---- Material for this exercise
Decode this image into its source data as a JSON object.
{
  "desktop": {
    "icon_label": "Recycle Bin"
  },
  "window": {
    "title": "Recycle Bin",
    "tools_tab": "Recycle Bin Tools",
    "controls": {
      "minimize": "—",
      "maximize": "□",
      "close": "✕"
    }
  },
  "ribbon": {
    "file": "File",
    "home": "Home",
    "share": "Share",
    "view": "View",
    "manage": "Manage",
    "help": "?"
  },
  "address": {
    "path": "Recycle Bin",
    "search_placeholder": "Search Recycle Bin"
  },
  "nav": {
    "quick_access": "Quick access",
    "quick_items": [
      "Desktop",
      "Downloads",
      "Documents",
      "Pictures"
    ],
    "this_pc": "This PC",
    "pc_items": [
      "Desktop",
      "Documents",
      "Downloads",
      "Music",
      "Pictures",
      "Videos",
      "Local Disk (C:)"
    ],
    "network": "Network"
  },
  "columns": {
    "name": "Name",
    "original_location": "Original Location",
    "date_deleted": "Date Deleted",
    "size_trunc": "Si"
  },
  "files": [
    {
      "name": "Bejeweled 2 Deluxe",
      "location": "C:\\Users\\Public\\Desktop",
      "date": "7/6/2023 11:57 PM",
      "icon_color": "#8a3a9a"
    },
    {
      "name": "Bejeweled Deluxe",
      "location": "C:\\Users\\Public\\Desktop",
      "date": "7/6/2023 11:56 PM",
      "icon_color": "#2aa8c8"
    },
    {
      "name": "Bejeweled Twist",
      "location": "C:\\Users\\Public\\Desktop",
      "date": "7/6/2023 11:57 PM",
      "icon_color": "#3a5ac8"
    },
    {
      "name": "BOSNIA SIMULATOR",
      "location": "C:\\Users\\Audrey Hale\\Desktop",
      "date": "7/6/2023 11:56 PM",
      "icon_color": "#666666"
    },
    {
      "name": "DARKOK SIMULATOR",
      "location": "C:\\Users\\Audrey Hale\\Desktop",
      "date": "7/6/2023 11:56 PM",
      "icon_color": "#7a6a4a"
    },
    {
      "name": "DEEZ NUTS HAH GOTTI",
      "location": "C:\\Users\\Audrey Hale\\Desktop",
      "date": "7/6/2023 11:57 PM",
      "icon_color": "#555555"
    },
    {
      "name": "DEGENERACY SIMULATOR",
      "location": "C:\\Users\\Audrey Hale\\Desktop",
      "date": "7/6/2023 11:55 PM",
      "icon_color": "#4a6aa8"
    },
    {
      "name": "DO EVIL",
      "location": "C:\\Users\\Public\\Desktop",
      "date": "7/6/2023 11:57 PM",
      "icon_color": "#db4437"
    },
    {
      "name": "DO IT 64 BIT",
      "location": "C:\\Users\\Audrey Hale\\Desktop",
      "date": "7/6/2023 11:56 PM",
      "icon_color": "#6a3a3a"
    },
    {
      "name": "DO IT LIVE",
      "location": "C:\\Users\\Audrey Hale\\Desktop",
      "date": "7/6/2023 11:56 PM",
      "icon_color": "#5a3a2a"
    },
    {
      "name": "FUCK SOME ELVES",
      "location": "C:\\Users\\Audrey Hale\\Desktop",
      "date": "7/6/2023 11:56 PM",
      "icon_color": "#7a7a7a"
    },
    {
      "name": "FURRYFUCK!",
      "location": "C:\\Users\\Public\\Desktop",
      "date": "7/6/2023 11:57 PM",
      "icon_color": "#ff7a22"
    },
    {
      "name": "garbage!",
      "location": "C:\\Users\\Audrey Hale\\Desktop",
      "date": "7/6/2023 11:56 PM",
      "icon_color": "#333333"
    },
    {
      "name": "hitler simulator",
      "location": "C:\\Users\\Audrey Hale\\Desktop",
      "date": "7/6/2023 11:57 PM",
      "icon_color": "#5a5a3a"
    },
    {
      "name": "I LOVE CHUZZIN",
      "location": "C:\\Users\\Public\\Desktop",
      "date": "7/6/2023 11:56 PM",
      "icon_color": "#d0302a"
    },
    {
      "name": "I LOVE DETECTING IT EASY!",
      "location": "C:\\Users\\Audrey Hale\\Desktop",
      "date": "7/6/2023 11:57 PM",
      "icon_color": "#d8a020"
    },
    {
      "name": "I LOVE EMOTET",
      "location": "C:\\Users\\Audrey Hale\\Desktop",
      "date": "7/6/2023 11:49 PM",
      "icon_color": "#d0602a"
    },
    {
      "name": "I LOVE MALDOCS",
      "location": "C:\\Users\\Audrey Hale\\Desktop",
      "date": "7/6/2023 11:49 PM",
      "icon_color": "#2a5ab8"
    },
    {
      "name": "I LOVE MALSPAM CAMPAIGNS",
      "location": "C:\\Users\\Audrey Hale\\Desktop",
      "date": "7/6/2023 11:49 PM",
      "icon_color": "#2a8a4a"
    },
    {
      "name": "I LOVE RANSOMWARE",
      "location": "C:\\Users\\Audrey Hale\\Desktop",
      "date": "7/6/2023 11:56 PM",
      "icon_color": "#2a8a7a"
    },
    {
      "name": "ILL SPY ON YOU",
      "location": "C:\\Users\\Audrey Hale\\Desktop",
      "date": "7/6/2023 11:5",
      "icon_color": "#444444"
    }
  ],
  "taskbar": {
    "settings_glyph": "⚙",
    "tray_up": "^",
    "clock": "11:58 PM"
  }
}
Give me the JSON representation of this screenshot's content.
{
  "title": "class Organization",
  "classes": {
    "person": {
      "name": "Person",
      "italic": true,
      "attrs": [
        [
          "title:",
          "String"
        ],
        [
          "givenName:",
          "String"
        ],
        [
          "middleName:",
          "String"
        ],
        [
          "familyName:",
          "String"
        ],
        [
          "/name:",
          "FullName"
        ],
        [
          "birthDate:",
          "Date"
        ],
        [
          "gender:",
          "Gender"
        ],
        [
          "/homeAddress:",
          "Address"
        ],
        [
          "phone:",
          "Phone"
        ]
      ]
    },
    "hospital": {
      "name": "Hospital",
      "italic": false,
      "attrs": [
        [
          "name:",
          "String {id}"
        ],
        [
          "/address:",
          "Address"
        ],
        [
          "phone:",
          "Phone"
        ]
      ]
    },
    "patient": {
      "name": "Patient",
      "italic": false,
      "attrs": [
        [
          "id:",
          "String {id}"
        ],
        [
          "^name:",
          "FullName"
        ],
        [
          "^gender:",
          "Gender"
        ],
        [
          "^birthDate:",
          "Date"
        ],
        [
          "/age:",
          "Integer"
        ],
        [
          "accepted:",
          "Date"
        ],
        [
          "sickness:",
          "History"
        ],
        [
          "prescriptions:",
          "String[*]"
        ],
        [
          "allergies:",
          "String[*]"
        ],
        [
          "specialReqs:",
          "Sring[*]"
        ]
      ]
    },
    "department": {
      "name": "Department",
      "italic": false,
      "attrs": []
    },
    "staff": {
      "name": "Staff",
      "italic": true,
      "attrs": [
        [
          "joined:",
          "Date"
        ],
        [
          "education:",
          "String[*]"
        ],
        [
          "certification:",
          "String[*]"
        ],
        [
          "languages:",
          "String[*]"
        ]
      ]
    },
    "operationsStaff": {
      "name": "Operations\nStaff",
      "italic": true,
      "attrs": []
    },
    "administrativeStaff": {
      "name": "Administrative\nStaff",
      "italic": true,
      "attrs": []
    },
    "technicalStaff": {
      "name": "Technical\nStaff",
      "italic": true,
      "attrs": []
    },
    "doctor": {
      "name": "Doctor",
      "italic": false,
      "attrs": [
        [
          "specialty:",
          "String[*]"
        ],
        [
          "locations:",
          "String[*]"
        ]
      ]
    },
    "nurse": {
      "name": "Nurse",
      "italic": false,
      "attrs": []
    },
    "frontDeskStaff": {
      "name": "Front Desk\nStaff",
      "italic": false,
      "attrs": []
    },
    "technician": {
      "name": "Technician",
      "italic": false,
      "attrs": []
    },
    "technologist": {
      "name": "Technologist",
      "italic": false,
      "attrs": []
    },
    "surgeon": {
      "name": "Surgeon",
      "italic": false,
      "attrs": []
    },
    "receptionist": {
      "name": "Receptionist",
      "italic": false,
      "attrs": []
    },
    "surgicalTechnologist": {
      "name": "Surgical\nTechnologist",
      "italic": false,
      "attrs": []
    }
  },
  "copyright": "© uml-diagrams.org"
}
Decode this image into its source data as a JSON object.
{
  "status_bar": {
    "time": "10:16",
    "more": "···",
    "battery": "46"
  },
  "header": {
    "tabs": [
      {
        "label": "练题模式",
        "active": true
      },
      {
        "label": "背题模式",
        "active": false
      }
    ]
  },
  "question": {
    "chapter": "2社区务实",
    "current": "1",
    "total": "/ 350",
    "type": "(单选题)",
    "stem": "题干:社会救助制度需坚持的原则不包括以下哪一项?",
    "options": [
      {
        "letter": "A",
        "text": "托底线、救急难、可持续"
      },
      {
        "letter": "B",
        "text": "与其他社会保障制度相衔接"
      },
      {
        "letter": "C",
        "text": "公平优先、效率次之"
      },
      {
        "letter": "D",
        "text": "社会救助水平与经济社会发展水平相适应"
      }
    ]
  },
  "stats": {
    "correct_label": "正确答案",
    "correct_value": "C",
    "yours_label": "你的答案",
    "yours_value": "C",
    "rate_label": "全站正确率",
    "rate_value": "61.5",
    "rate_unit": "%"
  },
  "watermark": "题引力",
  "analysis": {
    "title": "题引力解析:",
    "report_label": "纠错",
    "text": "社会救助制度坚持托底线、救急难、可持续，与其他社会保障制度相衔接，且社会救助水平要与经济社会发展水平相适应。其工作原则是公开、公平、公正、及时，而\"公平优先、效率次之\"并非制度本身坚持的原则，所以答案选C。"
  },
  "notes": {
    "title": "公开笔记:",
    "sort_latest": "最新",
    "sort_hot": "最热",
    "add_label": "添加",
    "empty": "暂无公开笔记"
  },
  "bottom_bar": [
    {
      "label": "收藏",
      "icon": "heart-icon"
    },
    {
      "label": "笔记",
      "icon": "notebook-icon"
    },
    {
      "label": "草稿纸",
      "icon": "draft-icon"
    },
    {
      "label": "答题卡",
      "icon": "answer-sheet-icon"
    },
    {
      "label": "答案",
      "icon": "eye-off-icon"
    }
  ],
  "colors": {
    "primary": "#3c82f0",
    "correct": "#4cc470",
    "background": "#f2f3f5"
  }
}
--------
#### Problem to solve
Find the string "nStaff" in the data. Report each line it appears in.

#### Written reply
      "name": "Operations\nStaff",
      "name": "Administrative\nStaff",
      "name": "Technical\nStaff",
      "name": "Front Desk\nStaff",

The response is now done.